• TASK MATERIAL:
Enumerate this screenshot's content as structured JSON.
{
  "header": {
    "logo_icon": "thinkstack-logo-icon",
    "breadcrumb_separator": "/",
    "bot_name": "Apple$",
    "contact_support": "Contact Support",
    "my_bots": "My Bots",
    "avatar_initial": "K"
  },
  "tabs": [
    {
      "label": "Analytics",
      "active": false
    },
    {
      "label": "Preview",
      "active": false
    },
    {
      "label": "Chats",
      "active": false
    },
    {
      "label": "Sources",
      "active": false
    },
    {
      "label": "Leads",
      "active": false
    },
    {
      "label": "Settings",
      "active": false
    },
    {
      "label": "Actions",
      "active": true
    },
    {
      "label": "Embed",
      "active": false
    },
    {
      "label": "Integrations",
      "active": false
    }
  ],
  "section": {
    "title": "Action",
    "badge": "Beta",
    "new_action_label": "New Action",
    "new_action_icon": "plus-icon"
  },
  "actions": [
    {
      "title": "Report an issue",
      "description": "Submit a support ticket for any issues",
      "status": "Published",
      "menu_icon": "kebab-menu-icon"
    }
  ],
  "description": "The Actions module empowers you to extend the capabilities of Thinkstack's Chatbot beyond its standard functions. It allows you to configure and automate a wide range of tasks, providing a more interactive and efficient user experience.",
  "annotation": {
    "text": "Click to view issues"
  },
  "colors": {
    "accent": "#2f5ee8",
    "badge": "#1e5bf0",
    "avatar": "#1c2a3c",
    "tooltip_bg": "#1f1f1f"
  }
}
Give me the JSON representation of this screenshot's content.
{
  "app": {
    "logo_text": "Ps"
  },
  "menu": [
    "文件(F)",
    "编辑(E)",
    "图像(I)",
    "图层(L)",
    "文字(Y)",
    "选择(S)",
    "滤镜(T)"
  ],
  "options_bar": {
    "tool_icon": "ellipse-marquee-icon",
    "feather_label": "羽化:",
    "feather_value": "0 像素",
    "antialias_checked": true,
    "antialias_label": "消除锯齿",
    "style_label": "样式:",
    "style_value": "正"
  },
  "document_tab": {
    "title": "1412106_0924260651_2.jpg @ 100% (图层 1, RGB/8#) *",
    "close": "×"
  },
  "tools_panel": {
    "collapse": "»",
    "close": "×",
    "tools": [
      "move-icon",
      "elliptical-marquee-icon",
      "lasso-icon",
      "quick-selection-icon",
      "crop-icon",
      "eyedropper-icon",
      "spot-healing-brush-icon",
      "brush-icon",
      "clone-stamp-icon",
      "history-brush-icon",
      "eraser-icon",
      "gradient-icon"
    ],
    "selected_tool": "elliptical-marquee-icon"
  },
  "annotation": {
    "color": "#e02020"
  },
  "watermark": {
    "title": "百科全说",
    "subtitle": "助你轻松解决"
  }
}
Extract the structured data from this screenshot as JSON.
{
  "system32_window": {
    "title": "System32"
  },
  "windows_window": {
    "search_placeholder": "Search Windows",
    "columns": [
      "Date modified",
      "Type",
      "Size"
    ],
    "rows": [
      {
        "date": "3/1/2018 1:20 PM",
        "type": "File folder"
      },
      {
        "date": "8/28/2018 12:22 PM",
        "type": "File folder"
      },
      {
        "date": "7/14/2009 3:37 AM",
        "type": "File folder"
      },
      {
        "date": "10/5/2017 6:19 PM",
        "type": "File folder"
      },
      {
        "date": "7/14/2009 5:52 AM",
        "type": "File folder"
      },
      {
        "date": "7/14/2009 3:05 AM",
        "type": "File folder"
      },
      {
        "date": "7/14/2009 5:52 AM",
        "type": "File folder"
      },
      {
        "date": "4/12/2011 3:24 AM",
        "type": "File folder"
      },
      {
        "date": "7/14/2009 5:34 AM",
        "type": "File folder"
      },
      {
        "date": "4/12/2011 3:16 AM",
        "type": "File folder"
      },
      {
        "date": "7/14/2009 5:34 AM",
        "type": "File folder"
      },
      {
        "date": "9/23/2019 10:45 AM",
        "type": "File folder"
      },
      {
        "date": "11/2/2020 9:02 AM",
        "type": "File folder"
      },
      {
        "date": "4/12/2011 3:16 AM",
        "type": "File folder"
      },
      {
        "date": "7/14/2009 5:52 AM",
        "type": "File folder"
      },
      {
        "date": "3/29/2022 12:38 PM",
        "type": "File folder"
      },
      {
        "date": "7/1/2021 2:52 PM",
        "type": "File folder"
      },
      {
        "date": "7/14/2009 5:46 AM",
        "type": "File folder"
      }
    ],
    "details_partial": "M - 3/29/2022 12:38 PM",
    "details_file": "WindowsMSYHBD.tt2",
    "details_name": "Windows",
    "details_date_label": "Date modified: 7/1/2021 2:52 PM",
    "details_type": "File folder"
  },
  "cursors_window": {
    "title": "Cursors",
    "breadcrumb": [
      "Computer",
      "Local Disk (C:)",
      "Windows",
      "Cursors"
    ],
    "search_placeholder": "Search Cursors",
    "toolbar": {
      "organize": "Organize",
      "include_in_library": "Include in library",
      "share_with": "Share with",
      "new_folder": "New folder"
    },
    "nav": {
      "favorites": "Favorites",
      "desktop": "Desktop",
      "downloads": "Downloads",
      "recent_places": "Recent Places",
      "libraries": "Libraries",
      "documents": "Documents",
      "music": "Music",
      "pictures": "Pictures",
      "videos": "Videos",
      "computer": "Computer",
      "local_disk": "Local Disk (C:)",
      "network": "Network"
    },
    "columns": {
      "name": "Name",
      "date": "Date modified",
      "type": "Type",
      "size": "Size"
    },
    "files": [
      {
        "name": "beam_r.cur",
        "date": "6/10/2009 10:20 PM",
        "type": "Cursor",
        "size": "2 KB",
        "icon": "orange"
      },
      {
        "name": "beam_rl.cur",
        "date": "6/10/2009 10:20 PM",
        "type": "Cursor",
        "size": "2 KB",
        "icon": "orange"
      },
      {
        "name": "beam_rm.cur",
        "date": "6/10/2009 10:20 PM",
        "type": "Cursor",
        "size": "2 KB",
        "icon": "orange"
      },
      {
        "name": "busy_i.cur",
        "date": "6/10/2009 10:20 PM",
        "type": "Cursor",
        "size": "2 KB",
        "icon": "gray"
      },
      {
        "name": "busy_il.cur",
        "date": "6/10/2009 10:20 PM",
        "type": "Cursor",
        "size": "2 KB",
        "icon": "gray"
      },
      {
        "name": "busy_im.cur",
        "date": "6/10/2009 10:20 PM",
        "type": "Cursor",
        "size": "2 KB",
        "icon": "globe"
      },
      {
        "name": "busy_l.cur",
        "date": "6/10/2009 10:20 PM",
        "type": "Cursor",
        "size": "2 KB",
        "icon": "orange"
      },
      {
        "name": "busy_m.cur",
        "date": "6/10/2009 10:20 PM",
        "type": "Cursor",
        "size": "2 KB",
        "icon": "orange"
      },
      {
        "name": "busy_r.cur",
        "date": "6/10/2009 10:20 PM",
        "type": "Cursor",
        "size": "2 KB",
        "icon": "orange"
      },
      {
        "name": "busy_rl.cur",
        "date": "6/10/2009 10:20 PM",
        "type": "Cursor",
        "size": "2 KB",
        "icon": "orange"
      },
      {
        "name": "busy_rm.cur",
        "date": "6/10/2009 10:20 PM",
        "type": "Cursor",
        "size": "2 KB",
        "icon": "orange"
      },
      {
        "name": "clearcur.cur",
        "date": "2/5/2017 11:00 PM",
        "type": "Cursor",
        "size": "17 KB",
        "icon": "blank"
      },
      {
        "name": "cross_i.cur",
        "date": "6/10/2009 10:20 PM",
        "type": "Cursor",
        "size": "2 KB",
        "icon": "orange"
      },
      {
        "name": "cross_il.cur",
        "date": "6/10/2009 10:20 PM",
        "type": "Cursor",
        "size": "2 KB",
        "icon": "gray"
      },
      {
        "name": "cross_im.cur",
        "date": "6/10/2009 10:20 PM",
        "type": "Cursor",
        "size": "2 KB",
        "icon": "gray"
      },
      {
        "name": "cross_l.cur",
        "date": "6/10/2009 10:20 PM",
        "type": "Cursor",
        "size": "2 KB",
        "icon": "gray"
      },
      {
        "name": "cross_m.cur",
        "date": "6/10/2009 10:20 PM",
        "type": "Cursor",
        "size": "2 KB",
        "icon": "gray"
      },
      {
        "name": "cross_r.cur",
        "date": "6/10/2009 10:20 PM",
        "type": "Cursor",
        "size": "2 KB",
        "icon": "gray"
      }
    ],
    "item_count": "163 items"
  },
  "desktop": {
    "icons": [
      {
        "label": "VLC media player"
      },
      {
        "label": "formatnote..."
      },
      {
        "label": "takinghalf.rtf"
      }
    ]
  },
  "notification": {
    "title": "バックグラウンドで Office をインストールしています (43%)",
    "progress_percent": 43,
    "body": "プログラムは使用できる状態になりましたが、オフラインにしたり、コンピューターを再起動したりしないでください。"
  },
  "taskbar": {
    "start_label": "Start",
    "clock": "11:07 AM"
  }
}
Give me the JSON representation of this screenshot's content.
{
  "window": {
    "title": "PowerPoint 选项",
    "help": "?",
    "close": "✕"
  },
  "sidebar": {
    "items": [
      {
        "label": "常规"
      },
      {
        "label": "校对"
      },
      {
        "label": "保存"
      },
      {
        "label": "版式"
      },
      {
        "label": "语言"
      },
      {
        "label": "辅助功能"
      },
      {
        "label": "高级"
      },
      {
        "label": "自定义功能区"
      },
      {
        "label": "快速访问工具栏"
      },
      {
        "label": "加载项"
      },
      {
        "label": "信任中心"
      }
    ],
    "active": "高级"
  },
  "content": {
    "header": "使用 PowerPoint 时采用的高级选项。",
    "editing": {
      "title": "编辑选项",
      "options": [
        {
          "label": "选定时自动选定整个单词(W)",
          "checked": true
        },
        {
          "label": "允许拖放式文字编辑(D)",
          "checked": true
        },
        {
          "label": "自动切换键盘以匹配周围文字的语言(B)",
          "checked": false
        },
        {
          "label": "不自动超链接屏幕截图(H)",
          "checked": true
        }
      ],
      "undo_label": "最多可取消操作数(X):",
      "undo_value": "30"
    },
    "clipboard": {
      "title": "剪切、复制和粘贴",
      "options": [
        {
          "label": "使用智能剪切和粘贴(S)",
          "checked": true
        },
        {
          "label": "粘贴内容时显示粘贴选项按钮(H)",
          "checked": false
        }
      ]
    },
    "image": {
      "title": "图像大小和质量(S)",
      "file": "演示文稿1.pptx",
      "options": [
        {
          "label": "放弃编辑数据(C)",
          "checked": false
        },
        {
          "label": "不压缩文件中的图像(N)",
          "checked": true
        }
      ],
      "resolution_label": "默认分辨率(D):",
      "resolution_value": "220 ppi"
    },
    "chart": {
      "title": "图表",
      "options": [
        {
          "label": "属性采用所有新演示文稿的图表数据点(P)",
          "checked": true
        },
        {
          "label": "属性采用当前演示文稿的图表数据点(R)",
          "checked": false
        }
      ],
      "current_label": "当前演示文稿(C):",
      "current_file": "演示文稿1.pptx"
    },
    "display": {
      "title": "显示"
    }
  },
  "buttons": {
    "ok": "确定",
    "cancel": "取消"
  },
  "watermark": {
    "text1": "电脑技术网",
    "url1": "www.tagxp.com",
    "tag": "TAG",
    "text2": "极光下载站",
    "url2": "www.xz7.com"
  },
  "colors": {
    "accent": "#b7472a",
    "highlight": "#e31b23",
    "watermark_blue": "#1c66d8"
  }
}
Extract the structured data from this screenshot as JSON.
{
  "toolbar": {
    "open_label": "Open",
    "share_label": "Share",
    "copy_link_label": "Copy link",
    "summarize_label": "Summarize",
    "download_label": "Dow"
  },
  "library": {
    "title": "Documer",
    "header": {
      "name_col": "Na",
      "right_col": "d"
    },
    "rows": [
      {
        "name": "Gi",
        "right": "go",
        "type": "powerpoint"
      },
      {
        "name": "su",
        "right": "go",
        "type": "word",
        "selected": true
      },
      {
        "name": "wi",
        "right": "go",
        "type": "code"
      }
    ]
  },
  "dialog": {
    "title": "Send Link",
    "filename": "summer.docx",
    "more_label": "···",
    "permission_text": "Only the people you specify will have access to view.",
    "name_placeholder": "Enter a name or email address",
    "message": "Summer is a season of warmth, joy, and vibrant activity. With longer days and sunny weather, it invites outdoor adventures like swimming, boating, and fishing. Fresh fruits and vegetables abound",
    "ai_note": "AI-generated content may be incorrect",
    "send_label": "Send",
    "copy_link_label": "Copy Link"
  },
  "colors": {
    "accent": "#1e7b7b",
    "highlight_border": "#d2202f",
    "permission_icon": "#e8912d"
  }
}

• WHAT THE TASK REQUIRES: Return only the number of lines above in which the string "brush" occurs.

• TASK SOLUTION: 3